DENVER, Colo., October 3 2018 – Colorado business leaders recently met to review progress on their March 2016 commitment to make the state a national leader in including women on boards to improve business performance.
Red Robin Gourmet Burgers hosted the gathering with support from Boardbound by Women’s Leadership Foundation. Beverly Carmichael, Executive Vice President for Human Resources of Red Robin, welcomed the 40 business leaders to the working session focused on generating ideas for accelerating placement of women on Colorado boards.
Kent Thiry, CEO & Chair of DaVita, spoke about his decision to publicly commit to achieving a Majority Diverse board within 24 months. He encouraged his fellow CEOs to give up on excuses and, “Own the results. Look for capabilities, intellect and values, which will naturally lead to more women on boards.”
Jo Lynne Whiting, Chair of Boardbound by Women’s Leadership Foundation, presented the Corporate Salute Awards to the three businesses who joined the top 12 percent of Colorado public companies with three or more women on their boards:
“Throughout its history, Aimco has consistently sought to recruit the most qualified candidates to serve throughout its team, as senior leaders, and on its board of directors,” said Considine. “I am delighted that three of my outstanding colleagues are recognized by the Women’s Leadership Foundation as the remarkable individuals that they are.”
Mark Hunter, Molson Coors CEO; Teresa Elder, WideOpenWest CEO; Phil Kalin, Pinnacol Assurance CEO; Kevin Ahern, Chairman, Citywide Banks; and Christopher Jones, Westwater Resources, CEO, each led table discussions around the improved quality of decision-making that comes with having women on boards. There was great energy around the value of increasing the momentum of gender board diversity.
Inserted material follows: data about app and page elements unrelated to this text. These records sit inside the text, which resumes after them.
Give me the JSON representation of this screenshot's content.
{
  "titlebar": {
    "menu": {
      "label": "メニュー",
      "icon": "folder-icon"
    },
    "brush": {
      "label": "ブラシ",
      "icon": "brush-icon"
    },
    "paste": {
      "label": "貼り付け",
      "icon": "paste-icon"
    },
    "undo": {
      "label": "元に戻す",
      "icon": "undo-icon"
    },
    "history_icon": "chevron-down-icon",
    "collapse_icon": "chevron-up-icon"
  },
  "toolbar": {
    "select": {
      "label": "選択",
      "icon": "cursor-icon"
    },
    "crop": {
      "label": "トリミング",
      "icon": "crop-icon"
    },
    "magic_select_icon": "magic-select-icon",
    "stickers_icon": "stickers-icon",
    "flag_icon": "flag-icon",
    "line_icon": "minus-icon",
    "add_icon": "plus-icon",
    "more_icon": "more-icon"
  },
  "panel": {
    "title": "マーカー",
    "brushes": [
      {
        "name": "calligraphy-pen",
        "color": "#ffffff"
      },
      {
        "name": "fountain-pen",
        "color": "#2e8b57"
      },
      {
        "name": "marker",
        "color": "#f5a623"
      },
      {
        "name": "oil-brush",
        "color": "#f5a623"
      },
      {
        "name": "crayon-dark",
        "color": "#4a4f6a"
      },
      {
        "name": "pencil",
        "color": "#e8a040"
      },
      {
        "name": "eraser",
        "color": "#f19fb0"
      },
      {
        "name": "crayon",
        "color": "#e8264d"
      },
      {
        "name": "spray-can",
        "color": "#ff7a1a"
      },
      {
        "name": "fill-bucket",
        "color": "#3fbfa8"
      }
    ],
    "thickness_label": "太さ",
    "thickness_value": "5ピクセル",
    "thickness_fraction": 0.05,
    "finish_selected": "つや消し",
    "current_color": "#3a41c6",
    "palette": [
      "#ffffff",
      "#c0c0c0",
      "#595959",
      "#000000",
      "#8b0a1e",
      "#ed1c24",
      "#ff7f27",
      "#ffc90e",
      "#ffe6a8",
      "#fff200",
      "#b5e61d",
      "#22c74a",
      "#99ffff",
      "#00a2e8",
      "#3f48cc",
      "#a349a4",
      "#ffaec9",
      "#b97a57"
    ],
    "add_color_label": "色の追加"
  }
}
The CEOs and Board Directors present reviewed statistics for Colorado public companies based upon the “State of the State” report as of June 30, 2018. In the report, Colorado companies
MSCI research found a significant difference in performance by companies with sustained representation of three or more women on their boards versus those with none. Companies with three or more women on their Boards saw a 37 percent increase in earnings per share growth versus an eight percent decline for those with zero women on their Boards.